Finland: The 2002 general government gross debt was D0 = 41.5 percent of GDP. Following the methodology in Box 7.3, the constant headline balance that can lower this level by 20 percentage points of GDP in 10 years yields b* = 0.5 percent of GDP. For comparison, if the Government Program target of a 1 percent of GDP deficit in central government was to be reached in 2015, IMF staff projects a corresponding general government budget balance of about 1 percent of GDP.
Netherlands: D0 = 50.5 percent of GDP. b* = 0.2 percent of GDP. For comparison, the 2010 Coalition Agreement states the government will seek the prospect of a balanced budget by 2015 and, thus, comfortably comply with the Stability and Growth Pact (CA, 2010).

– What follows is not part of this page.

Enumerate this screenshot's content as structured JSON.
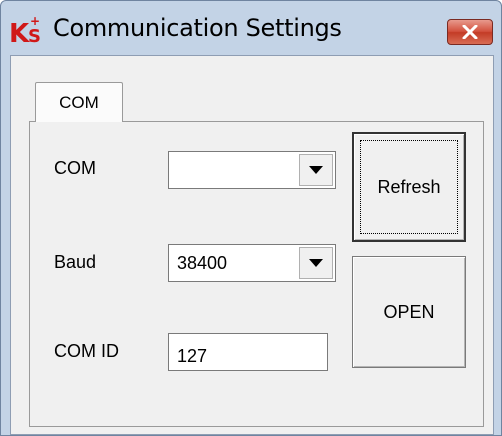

Sweden: D0 = 52.5 percent of GDP. b* = 0.3 percent of GDP. For comparison, the fiscal framework includes a general government surplus target of 1 percent of GDP.
Germany: D0 = 60.7 percent of GDP. b* = -0.1 percent of GDP. For comparison, the central government structural deficit must not exceed 0.35 percent of GDP by 2016, while the states must not run a structural deficit by 2020.
The baseline growth rate in time t-1 is set equal to the actual rate in 2010 and kept constant thereafter. In the shock scenario, the shock happens at time t+1 when real GDP growth drops by four standard deviations (computed based on growth during 1996–2008) and the rules are implemented. The output gap is then set to close over time.
|Output gap assumptions|
The parameters are set at the baseline values above and the constant potential growth rate, g*, is put at the 2010 growth rate. The output gap is assumed to be closed at t-1. Each rule is applied from t+1 and onward.
Prepared by Lone Christiansen.
“If the balance sheet of the current year is not estimated to show accumulated surplus, the financial plan must be in balance or show a surplus during the planning period of maximum four years. If the deficit of the balance sheet cannot be covered during the planning period, decisions shall be made in connection with the preparation of the financial plan, on the specified actions to be taken (action plan) to cover the deficit during a coverage period (coverage obligation) separately agreed upon by the council.” (http://www.kuntaportaali.org/k_perussivu.asp?path=1;161;279;280;37558;60393;60415).
Only the backward looking 10-year net lending average was marginally below the 1 percent surplus target in 2010.